_INSTRUCTIONS TO FOLLOW_: Read the data line by line and say how many lines contain the string "this", giving the number alone.

:: SUPPLIED DATA ::

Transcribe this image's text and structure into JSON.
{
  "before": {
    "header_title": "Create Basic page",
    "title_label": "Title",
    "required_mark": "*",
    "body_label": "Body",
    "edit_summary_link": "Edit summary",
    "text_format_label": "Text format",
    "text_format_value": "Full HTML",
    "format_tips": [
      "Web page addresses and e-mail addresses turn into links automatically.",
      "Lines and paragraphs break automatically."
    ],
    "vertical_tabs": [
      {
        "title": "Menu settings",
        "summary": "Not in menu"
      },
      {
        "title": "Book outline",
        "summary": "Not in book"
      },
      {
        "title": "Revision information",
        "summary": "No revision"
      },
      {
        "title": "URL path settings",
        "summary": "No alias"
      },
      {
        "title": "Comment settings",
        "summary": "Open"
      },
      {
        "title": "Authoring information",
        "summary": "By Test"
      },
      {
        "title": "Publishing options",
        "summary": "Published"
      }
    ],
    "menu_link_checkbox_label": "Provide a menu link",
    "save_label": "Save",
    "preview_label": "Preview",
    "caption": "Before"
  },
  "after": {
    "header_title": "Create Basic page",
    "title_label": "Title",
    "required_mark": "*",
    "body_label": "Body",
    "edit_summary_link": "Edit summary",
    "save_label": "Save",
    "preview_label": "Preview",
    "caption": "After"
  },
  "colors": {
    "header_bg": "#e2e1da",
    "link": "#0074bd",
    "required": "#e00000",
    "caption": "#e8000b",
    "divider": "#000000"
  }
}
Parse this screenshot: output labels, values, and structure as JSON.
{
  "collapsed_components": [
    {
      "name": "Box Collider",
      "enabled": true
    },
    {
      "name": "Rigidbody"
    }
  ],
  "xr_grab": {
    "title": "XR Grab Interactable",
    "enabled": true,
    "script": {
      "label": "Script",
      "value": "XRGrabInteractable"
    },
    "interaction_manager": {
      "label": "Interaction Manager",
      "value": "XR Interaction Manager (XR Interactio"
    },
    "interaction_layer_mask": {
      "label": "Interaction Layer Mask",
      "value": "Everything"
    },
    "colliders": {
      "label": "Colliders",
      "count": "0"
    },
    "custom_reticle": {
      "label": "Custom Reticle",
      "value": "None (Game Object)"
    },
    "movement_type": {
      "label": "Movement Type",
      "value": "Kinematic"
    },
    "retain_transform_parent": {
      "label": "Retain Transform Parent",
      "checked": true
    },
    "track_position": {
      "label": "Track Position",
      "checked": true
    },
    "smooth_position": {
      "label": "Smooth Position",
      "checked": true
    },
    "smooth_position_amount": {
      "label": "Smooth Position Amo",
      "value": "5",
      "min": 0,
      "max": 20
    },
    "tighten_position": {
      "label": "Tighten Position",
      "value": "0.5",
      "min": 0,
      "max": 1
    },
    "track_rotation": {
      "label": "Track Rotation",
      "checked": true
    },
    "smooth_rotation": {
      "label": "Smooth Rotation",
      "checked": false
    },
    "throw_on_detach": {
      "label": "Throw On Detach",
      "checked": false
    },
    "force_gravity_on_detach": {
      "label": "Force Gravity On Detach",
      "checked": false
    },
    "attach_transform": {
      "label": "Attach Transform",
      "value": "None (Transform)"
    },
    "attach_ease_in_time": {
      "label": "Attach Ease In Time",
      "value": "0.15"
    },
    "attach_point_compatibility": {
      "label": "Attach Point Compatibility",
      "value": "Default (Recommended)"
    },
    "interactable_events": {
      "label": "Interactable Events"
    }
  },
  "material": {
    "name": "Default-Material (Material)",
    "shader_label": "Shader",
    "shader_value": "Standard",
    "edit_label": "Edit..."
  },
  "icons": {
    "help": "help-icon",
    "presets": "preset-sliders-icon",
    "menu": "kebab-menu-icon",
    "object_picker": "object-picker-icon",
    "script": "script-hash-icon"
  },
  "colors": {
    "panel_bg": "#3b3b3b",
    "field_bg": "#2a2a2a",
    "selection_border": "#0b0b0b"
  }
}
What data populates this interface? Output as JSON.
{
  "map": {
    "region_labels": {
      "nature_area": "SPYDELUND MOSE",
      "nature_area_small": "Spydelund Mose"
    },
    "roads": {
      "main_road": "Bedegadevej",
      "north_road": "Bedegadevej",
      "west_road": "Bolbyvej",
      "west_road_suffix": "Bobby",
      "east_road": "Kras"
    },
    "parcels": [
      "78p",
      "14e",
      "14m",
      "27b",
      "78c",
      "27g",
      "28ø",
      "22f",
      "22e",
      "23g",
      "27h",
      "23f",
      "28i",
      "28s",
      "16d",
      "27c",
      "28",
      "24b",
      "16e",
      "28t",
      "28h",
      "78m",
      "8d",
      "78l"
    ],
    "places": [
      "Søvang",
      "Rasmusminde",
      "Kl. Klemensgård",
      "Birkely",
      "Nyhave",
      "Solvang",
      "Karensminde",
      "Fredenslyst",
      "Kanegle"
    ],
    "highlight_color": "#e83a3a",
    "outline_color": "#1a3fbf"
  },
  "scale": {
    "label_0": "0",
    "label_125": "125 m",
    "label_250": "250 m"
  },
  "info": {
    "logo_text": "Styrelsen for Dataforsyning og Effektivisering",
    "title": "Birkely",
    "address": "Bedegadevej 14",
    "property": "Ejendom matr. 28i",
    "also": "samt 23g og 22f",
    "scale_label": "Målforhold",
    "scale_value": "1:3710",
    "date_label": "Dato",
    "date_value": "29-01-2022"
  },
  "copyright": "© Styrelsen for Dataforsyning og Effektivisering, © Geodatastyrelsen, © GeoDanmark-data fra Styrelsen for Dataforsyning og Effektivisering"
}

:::
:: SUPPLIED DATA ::

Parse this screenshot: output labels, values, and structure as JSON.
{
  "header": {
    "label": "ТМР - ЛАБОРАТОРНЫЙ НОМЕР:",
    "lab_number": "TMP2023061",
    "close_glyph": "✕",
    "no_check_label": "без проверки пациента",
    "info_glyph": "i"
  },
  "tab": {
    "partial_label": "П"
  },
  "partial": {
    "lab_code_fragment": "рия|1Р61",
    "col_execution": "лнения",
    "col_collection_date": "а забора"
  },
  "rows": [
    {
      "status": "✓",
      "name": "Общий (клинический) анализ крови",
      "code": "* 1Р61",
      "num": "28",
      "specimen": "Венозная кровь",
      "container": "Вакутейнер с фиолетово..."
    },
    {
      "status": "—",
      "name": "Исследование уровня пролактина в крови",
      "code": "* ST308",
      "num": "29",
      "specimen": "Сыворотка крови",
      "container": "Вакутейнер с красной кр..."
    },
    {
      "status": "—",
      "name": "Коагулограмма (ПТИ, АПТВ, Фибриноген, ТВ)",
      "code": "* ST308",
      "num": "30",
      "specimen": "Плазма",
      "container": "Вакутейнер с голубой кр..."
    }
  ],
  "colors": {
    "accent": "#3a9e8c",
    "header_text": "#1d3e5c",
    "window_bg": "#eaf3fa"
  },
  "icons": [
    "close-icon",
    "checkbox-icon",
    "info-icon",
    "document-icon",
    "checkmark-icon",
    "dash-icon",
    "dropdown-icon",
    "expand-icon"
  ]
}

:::
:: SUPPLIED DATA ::

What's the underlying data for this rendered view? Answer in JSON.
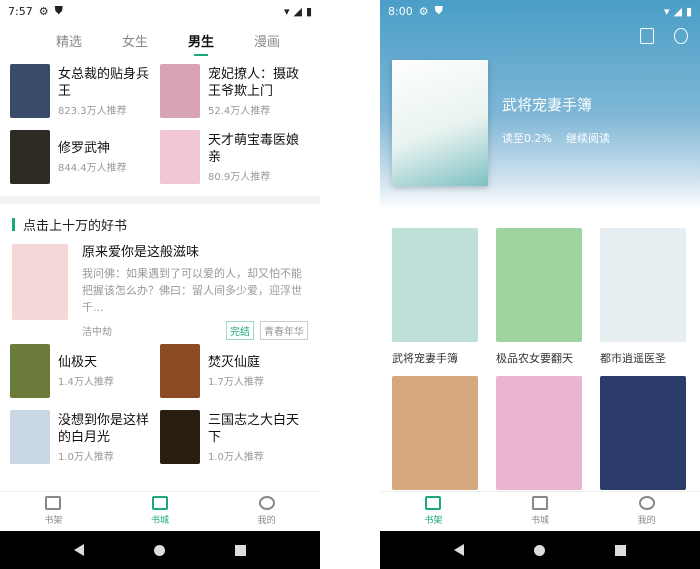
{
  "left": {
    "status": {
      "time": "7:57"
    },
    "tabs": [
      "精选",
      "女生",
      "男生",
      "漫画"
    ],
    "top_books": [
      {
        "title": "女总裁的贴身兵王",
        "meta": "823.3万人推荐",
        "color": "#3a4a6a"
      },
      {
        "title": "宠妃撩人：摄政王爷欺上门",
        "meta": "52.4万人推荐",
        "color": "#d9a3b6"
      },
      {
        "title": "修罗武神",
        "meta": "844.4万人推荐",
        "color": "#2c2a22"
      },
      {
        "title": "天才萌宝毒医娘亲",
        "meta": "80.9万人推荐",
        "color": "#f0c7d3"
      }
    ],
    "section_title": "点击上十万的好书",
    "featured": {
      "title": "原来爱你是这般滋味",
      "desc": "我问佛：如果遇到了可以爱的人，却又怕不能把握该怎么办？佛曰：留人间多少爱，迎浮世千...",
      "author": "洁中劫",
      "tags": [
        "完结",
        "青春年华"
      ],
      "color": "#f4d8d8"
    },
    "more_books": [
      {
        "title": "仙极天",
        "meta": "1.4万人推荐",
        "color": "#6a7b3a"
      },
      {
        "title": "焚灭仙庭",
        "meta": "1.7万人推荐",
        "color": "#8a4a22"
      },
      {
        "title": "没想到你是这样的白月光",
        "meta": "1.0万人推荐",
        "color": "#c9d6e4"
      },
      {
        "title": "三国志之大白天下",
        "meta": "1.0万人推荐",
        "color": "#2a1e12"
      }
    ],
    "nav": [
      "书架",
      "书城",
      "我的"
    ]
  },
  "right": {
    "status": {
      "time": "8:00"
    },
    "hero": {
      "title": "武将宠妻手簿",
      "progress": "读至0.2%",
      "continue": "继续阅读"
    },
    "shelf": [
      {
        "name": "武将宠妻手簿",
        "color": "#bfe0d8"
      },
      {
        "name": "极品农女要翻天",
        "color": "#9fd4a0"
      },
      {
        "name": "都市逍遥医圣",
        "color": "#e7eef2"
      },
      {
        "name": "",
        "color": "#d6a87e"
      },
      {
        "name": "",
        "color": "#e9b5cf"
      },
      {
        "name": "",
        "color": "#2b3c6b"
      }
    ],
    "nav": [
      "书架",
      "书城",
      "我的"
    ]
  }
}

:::

_ANSWER TO THE EXERCISE_: 5